Appellant and Michael McPherson accosted Calvin Jacobs, the housing project manager at Yamacraw Village in Chatham County, Georgia, as he was leaving work. Appellant had a knife and McPherson had a gun, and they ordered Jacobs back into the rental office and made him lie down on the floor. Appellant and McPherson took Jacobs' personal weapon and took approximately $9,200 from the safe. Appellant and McPherson were apprehended at the scene by police, who had been informed a robbery was in progress and had surrounded the rental office.
Appellant and McPherson acted jointly in the commission of the robbery, and statements made by a co-defendant during the commission of a crime are admissible as part of the res gestae. Collins v. State, 243 Ga. 291
, 296 (5) (253 SE2d 729
) (1979); OCGA 24-3-3
. Further, statements made by a co-defendant in the presence of a defendant are admissible in evidence. Buttrum v. State, 249 Ga. 652
, 654-655 (6) (293 SE2d 334
A conspiracy may be shown by circumstantial evidence, Harris v. State, 236 Ga. 242
, 245 (2) (223 SE2d 643
) (1976), and the facts here give rise to the conclusion that appellant and McPherson were engaged in a joint venture (conspiracy) to rob Jacobs of the money in the rental office. When a conspiracy is established by the evidence, all exhibits relevant to commission of the crime are admissible against a co-conspirator. Williams v. State, 149 Ga. App. 34 (1) (253 SE2d 432) (1979)
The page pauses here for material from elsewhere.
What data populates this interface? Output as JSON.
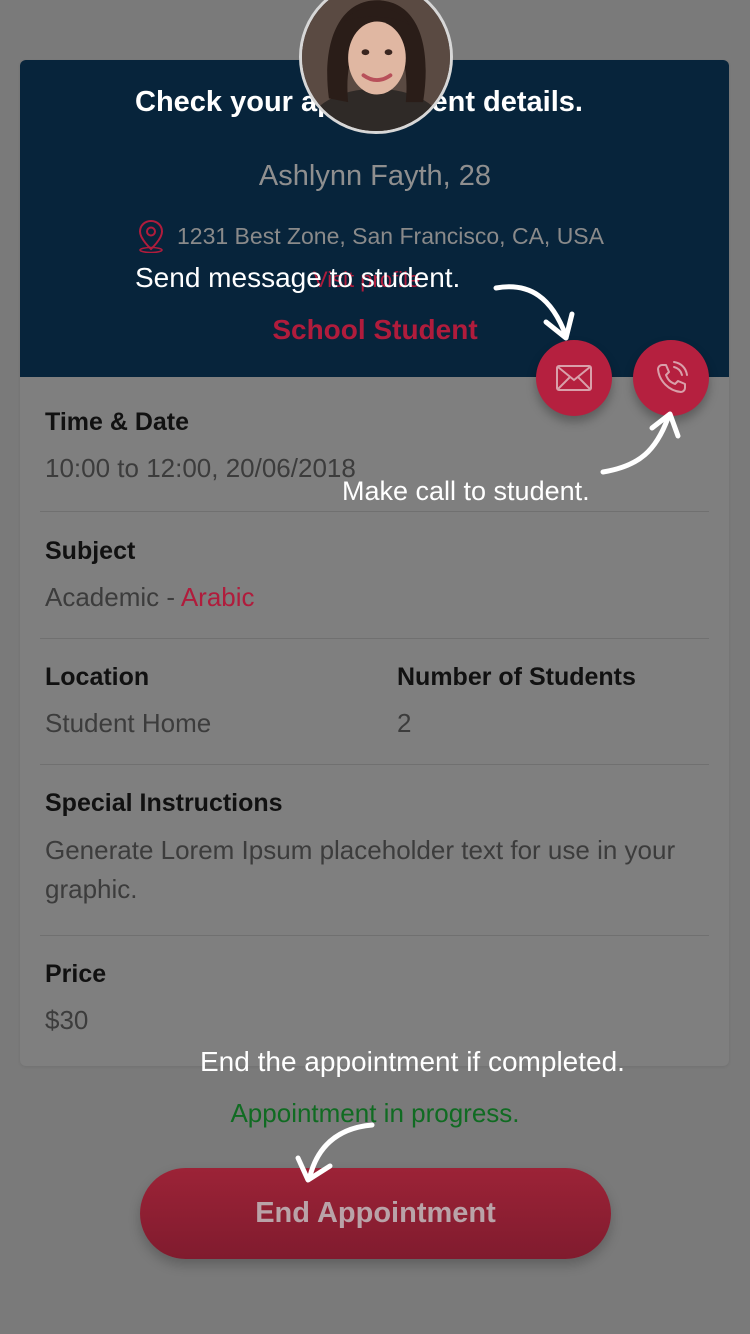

. It follows that testimony relating to relevant exhibits is also admissible.